#### PROBLEM STATEMENT:
Search the records below for "ibiblioteka"; copy each line that has it.

#### DATA:
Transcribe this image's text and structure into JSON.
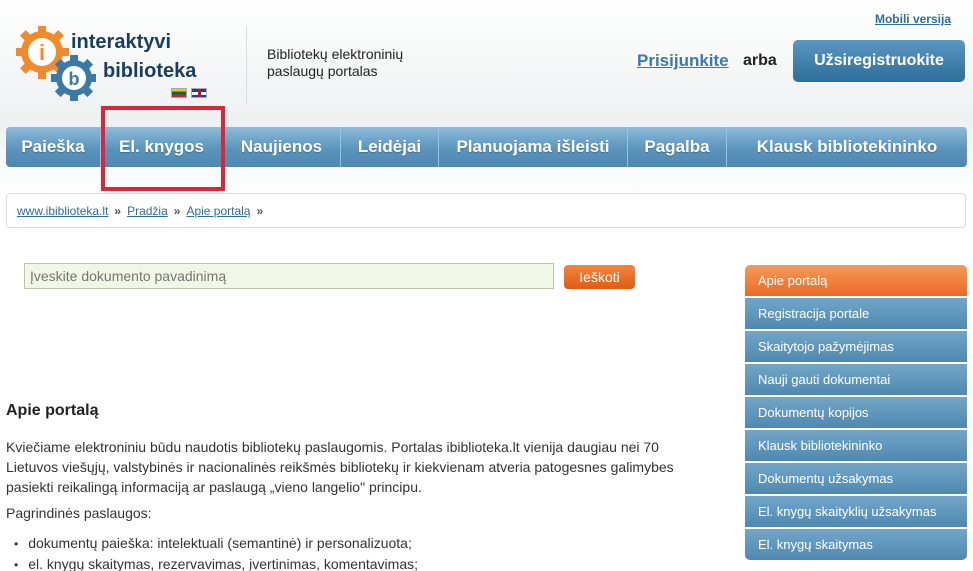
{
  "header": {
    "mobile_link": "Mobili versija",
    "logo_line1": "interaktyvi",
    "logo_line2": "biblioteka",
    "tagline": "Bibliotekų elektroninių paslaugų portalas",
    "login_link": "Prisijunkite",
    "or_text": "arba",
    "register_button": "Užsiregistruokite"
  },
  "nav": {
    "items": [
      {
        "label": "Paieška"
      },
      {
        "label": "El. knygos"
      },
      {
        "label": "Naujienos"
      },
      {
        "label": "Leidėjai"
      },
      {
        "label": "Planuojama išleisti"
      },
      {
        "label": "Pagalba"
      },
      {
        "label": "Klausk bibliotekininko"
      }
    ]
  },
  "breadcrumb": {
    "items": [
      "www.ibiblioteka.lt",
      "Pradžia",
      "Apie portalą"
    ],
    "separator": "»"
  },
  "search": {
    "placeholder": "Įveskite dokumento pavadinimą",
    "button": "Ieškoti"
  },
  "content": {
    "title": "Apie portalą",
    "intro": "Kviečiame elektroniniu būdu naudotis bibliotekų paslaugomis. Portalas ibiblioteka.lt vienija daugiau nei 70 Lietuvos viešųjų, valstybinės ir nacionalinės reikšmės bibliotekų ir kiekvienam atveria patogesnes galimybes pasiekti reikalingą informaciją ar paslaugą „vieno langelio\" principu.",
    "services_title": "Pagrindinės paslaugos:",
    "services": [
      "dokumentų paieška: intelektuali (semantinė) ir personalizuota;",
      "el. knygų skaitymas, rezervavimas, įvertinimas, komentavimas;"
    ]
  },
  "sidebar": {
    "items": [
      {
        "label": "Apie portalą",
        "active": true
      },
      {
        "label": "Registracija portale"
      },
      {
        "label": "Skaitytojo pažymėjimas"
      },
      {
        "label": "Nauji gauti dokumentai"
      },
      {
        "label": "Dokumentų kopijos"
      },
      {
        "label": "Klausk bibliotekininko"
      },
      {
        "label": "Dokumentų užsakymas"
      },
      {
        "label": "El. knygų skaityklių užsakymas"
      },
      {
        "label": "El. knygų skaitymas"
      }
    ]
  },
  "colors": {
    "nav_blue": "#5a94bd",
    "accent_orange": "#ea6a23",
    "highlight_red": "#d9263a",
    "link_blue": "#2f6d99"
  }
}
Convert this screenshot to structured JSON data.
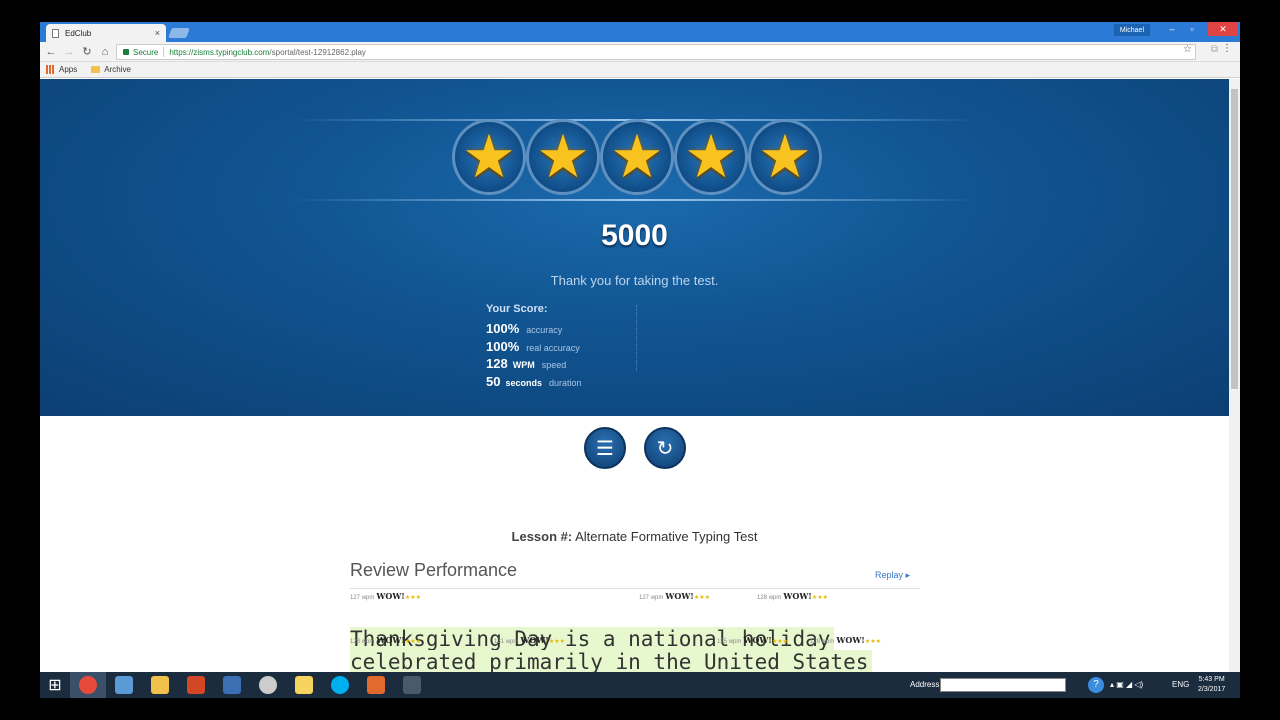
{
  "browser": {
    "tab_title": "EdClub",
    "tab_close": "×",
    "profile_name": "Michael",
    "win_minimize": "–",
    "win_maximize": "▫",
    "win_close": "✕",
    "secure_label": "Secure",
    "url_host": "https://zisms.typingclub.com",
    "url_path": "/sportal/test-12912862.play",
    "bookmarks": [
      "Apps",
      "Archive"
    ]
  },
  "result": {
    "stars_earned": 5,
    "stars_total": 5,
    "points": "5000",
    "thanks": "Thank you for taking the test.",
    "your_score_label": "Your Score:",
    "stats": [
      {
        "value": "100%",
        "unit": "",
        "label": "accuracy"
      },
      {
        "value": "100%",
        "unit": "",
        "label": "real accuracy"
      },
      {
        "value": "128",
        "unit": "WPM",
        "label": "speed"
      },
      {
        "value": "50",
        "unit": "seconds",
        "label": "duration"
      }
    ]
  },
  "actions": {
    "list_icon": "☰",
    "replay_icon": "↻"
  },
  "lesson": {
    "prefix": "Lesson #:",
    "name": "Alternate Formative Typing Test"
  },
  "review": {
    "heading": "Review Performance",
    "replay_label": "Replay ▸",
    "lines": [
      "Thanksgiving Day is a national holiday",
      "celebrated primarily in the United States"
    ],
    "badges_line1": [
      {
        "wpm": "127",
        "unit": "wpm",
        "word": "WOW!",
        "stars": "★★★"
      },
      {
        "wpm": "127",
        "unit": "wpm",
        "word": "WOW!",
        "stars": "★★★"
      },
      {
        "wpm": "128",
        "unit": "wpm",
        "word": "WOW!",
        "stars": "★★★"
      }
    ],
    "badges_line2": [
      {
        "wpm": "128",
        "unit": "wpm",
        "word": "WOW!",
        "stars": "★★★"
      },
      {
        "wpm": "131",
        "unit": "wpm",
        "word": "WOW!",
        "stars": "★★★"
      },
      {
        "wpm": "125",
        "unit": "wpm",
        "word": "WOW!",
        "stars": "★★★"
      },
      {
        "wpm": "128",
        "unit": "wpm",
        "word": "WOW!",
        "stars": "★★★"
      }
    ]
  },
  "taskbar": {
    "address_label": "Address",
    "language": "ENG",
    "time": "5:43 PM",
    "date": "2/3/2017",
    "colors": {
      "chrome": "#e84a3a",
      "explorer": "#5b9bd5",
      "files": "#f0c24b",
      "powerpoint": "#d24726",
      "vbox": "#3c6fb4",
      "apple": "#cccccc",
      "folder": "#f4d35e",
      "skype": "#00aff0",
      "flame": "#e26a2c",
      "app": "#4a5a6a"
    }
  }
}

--

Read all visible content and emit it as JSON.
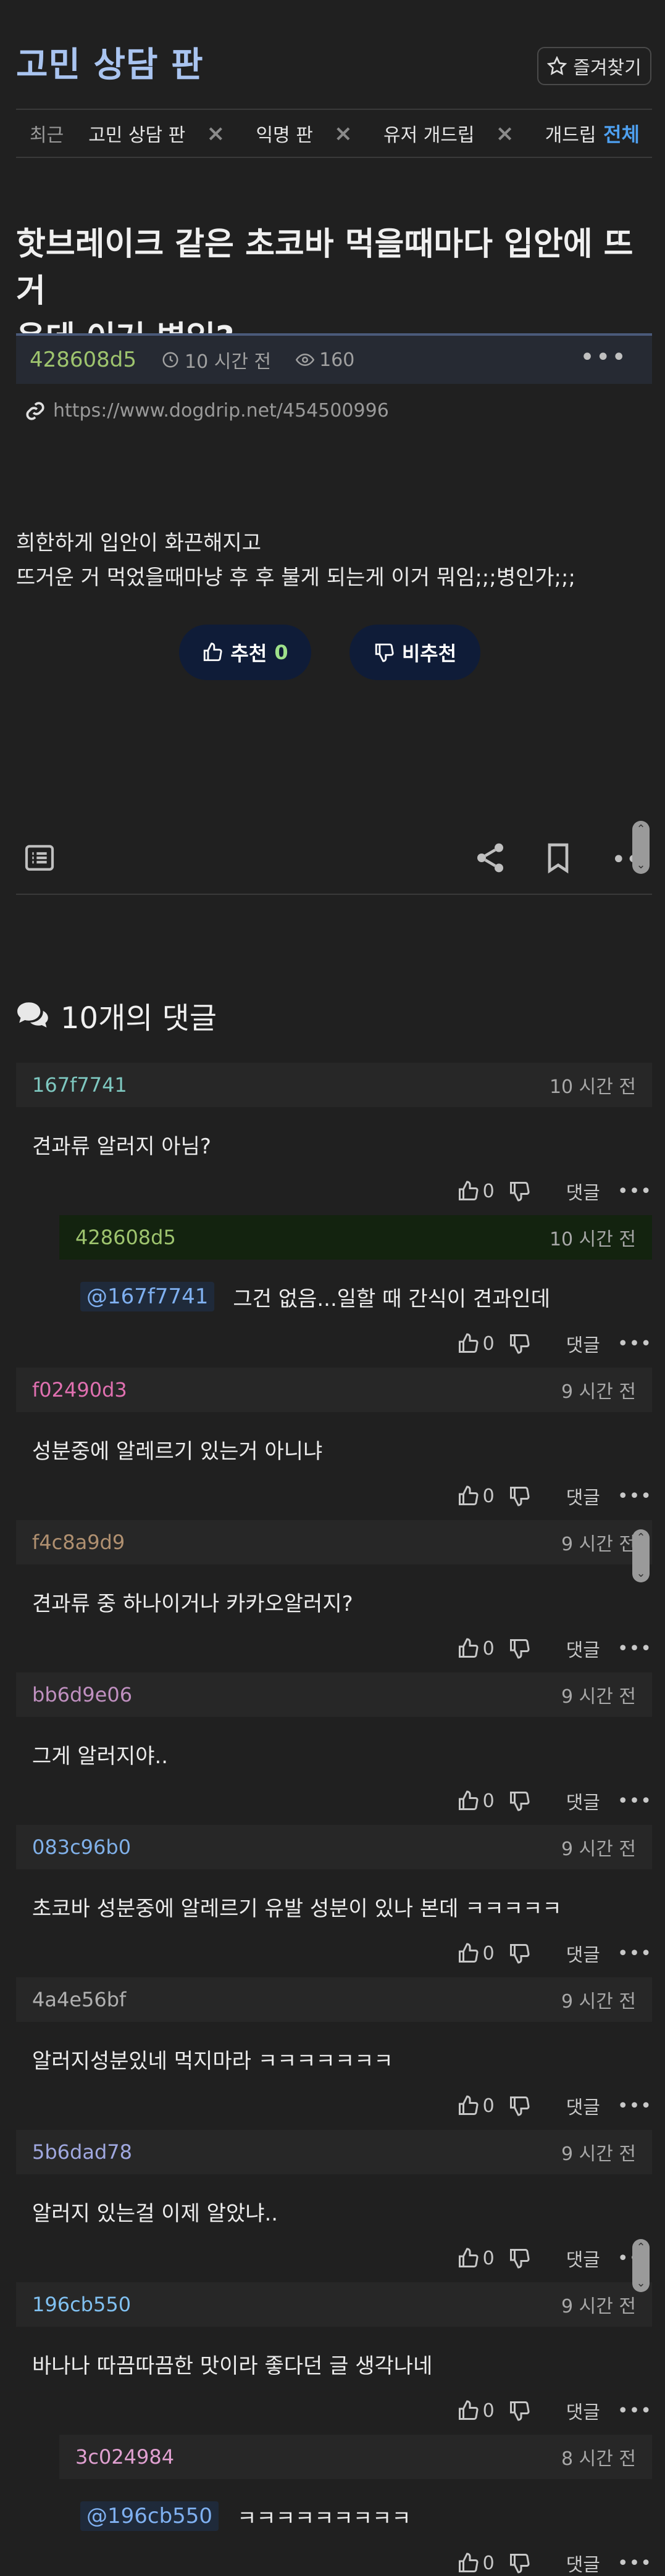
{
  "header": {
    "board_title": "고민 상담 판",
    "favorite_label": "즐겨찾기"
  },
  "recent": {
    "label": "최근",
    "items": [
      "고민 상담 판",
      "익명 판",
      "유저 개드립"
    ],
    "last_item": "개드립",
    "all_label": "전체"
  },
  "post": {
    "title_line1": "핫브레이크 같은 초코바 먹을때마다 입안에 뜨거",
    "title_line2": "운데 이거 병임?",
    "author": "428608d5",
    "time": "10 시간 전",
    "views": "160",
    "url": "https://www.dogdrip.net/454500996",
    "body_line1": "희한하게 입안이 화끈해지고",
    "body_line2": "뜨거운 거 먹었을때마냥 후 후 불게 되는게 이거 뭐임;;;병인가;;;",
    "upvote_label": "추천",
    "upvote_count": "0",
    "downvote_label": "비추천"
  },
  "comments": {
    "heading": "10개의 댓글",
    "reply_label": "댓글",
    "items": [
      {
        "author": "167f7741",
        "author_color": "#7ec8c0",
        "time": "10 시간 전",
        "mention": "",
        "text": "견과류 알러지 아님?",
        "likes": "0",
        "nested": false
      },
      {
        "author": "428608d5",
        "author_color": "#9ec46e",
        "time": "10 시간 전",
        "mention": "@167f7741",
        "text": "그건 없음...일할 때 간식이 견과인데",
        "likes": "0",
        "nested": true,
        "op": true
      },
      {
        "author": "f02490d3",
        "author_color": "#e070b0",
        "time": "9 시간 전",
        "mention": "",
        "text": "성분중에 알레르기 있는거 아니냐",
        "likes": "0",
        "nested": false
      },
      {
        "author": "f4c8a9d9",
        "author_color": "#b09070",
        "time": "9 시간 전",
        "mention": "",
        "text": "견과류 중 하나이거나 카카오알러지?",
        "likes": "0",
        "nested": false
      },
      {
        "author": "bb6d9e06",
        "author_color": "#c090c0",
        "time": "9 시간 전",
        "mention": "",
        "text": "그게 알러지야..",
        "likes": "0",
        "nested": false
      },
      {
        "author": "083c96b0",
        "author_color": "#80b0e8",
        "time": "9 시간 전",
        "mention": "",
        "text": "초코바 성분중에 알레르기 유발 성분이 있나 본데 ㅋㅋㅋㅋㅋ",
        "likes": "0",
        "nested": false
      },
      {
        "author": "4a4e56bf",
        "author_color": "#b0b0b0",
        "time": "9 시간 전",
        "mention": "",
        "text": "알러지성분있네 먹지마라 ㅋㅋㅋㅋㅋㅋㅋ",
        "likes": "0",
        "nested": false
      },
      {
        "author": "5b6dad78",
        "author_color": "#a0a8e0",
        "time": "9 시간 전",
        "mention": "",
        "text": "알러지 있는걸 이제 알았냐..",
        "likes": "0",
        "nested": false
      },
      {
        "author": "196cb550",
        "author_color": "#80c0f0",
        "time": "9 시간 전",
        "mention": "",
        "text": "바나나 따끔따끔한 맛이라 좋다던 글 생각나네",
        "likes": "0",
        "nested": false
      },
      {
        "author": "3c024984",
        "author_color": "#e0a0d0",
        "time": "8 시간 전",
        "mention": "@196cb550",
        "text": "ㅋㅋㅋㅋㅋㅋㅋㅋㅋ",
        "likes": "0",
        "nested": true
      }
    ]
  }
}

#### EXPECTED ANSWER:
      "www.ibiblioteka.lt",
    "intro": "Kviečiame elektroniniu būdu naudotis bibliotekų paslaugomis. Portalas ibiblioteka.lt vienija daugiau nei 70 Lietuvos viešųjų, valstybinės ir nacionalinės reikšmės bibliotekų ir kiekvienam atveria patogesnes galimybes pasiekti reikalingą informaciją ar paslaugą „vieno langelio\" principu.",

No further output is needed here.